### Your objective:
Using the records below, please work out how many lines contain "version"; answer with the number alone.
- - -
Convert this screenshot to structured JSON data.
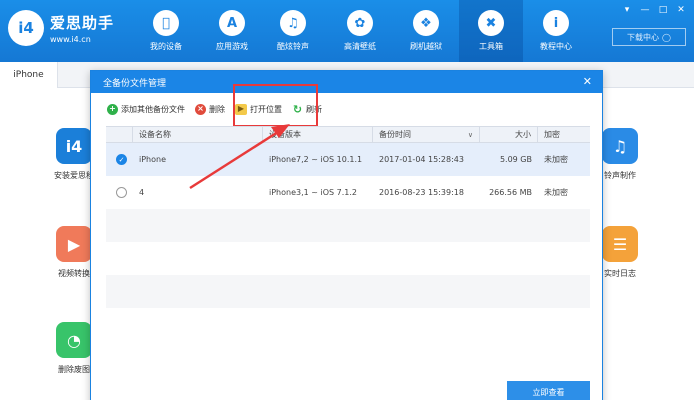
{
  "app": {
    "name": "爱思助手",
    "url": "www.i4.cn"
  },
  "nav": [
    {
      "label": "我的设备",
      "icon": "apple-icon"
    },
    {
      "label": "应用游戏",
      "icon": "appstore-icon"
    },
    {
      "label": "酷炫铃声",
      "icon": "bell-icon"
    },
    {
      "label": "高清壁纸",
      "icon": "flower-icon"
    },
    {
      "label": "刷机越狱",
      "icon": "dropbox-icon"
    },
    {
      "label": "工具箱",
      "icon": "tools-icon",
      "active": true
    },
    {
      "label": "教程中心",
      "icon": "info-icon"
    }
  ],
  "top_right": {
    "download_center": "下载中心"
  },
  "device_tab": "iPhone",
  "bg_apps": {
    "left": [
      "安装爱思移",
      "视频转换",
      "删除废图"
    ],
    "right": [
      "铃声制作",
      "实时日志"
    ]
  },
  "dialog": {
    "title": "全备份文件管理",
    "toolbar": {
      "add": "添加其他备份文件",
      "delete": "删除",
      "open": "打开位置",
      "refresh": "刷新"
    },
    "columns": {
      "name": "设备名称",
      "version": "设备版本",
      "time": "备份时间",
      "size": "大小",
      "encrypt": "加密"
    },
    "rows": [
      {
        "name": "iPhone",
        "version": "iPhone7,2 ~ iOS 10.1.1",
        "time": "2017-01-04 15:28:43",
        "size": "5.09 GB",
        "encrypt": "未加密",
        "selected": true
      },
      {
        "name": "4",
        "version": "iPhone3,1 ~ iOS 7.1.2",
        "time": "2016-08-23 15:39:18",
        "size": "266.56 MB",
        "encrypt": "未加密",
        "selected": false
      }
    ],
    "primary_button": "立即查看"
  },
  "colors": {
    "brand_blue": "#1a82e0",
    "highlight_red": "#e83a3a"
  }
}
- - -
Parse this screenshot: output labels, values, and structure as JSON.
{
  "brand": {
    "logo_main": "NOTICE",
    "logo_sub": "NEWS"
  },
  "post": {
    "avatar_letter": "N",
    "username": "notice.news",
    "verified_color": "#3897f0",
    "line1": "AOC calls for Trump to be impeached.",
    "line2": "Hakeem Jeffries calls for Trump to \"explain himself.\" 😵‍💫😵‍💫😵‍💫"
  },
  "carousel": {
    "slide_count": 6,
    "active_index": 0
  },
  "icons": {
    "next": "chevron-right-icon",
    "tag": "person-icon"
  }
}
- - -
### Answer space:
3